Larrivé disagrees. “Sometimes, we ask local firms to provide information on local law, but we’re able to manage almost 100 per cent of transactions in the region,” he says of UGGC’s Casablanca office. “It’s not necessary to have offices in both Algeria and Tunisia - we can commute.”
“On the transactional side - drafting the documentation, negotiating deals, structuring the deals - you don’t necessarily need to be present in Algeria,” agrees A&O’s Naciri.
While CMS BFL’s Sayah says he has clients in Tunisia and Morocco as well as Algeria, he admits that from Morocco it is probably easier to access the rest of the Mahgreb, or north-west African, market.
Naciri says A&O plans to expand its regional reach from Casablanca into the wider region.
“For the time being we have a leadership position in the Moroccan market,” he says. “Our challenge is to become a credible player in the region and to be in a position to staff most transactions from Casablanca.
“We need to consolidate these plans and act as a hub. That’s something we’ve started and is working well but we have to probably hire more resources with a knowledge of sub-Saharan laws, countries and regulatory environments.”
Indeed, most firms seem to be focusing as much on the wider sub-Saharan region as other francophone countries from their hubs. Libya is mentioned by many as a place with significant potential.
“We feel that MENA together with sub-Saharan Africa is going to be the new China,” predicts Lunel.
Larrivé adds: “I’ve been working here for more than 15 years and I think the legal market in Africa is going to continue to grow - this is the next attractive continent in the world.”
Firms moving into Algeria or Morocco should be warned that setting up there is not easy, but it is worth the effort.
“When you understand how it works, it’s a good market,” concludes Lunel.
Key figures: Morocco
GDP (2011): $100.2bn
Annual inflation (October 2012): 1.8%
Population (December 2012): 32.8m
Life expectancy at birth: 72

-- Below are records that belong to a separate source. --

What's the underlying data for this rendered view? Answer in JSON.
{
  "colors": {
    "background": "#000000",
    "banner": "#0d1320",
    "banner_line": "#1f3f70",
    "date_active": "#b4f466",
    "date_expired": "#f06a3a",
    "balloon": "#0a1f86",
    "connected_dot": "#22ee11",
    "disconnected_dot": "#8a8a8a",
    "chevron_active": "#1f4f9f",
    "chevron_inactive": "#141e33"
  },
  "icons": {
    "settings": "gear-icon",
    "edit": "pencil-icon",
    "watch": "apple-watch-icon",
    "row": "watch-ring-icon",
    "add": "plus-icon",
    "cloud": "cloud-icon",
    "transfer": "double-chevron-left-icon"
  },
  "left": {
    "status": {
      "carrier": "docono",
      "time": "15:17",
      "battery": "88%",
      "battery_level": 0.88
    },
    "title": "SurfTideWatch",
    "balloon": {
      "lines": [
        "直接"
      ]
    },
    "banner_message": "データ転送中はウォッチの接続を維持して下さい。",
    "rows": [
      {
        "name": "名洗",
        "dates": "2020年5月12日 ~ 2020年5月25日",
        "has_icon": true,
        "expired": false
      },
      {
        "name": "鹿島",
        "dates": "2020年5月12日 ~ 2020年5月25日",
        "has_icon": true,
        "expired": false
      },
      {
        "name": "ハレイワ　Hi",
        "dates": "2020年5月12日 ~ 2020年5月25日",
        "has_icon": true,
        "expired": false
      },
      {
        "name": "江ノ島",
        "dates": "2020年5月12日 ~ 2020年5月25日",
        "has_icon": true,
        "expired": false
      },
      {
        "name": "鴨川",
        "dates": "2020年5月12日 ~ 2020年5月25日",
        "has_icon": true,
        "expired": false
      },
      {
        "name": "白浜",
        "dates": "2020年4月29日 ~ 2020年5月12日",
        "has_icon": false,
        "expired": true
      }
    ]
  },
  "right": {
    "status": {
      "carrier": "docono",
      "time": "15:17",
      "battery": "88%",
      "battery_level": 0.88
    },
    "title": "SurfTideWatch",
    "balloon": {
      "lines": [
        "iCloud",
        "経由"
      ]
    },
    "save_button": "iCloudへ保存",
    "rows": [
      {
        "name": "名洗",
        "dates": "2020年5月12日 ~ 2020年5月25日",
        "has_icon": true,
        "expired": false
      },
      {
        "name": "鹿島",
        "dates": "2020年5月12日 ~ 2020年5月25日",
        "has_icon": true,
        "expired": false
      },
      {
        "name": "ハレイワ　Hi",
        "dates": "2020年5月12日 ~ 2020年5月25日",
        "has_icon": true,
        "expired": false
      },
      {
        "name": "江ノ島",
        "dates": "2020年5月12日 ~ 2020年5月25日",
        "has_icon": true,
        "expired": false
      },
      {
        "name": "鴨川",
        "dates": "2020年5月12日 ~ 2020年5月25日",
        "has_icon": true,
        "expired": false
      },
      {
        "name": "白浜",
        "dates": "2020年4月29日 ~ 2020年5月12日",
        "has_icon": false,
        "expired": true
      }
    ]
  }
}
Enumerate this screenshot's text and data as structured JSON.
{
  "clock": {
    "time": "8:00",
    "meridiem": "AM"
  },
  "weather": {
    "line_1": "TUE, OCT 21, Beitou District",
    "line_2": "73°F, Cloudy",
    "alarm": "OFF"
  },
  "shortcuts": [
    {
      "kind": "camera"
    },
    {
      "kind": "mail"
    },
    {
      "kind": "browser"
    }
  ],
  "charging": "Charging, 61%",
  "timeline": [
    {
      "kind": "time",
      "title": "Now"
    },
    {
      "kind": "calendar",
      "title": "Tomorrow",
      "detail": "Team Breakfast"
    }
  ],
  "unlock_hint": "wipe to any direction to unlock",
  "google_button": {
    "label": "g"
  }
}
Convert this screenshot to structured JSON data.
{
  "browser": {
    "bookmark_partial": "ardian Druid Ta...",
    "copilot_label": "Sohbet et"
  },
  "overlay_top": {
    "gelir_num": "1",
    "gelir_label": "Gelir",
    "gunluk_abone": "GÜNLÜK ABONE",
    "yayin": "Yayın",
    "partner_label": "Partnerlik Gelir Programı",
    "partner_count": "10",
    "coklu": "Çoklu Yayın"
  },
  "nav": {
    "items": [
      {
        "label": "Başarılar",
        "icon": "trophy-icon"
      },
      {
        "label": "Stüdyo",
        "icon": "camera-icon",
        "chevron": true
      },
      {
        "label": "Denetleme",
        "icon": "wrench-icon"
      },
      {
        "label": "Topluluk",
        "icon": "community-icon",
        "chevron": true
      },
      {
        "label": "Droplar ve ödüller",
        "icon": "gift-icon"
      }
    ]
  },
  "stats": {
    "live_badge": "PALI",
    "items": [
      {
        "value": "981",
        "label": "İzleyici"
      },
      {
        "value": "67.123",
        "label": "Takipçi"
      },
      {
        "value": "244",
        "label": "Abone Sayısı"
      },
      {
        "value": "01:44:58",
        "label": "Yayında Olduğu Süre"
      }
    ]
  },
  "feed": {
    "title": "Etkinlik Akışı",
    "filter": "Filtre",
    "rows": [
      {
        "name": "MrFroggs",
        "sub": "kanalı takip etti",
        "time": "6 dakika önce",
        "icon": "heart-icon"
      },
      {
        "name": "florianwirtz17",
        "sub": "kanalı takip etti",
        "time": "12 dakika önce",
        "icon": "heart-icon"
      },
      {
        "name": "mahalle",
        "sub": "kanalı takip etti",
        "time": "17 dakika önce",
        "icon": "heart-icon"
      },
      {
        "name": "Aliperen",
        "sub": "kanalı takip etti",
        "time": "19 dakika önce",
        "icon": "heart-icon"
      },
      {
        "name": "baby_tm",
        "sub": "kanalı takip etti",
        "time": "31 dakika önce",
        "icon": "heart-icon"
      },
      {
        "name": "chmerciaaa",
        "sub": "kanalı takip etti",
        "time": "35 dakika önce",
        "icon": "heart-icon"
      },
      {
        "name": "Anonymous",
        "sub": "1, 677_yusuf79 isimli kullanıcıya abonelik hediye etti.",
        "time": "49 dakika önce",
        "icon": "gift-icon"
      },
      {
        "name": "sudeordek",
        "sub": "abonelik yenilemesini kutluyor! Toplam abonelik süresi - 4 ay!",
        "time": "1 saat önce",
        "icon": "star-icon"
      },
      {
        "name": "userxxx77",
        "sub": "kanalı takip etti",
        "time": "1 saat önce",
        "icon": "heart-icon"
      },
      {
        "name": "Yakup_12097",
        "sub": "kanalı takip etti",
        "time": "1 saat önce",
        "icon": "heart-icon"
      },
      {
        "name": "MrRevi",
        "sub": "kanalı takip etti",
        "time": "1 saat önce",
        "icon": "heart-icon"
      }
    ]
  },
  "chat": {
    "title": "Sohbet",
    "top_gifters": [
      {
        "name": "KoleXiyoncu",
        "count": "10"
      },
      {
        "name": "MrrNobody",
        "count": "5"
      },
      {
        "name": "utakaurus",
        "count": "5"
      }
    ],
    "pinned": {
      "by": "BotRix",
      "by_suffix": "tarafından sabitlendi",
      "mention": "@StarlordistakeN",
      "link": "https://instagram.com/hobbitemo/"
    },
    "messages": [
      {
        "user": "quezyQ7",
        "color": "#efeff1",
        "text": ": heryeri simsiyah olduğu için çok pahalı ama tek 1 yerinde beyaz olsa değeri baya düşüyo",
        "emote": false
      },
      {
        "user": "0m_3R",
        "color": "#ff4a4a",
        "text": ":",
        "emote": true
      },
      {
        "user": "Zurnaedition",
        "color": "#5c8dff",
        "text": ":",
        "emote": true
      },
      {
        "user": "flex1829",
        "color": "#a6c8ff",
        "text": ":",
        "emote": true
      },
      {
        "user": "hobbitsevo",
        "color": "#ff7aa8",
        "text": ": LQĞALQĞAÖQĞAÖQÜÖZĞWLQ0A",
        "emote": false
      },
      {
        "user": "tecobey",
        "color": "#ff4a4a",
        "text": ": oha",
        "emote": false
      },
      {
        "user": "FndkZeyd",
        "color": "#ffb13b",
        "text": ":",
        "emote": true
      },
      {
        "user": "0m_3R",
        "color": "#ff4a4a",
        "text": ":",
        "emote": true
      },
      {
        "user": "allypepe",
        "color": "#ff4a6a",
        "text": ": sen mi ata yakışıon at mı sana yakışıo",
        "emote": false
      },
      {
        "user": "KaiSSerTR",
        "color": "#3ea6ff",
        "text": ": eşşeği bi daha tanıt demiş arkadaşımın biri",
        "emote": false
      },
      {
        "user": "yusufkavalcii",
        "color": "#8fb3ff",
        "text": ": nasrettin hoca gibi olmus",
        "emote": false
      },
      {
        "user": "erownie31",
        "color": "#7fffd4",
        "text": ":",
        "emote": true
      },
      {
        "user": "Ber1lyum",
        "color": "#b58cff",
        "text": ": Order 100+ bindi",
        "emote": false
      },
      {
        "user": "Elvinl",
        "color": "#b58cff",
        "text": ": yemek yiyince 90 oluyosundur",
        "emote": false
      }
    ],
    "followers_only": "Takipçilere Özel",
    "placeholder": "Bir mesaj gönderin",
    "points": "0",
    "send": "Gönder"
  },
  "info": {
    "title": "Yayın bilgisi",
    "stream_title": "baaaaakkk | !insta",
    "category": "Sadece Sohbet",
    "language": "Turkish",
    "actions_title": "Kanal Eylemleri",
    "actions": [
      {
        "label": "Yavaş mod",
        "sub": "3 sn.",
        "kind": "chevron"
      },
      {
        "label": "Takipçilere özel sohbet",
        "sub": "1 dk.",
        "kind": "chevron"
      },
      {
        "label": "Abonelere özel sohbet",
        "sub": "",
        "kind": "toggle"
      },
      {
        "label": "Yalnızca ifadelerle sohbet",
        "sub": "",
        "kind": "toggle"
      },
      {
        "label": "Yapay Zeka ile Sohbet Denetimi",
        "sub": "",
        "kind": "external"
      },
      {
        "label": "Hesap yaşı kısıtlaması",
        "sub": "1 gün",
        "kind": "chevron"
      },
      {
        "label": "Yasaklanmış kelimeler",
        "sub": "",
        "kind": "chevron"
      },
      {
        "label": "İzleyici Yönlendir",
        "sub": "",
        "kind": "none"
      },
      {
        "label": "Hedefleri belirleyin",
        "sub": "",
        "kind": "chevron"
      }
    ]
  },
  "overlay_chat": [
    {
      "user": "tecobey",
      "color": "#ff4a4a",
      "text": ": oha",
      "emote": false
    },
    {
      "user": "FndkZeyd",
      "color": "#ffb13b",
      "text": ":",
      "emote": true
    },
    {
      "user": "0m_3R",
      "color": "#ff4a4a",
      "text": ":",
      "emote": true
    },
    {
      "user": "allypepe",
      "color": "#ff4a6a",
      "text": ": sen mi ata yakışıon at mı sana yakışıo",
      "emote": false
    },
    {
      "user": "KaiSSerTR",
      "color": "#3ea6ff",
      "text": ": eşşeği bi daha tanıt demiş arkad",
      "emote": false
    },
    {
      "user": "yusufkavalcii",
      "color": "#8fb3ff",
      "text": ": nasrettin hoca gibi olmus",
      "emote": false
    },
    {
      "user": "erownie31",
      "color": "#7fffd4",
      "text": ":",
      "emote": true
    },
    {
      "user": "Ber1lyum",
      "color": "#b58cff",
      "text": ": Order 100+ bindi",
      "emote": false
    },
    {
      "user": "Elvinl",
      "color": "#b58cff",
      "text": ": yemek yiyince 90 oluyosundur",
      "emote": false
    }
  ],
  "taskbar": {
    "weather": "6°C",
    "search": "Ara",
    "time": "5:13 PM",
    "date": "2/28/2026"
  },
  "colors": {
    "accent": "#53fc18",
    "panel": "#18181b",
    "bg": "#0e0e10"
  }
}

Unemployment rate (third quarter 2012): 9.4%
Source: World Bank, Haut-Commissariat au Plan
Key figures: Algeria
GDP (2011): $188.7bn
Annual inflation (October 2012): 9.9%
Population (January 2013): 37.8m
Life expectancy at birth: 73
Unemployment rate (2011): 10%
Source: World Bank, Office Nationale des Statistiques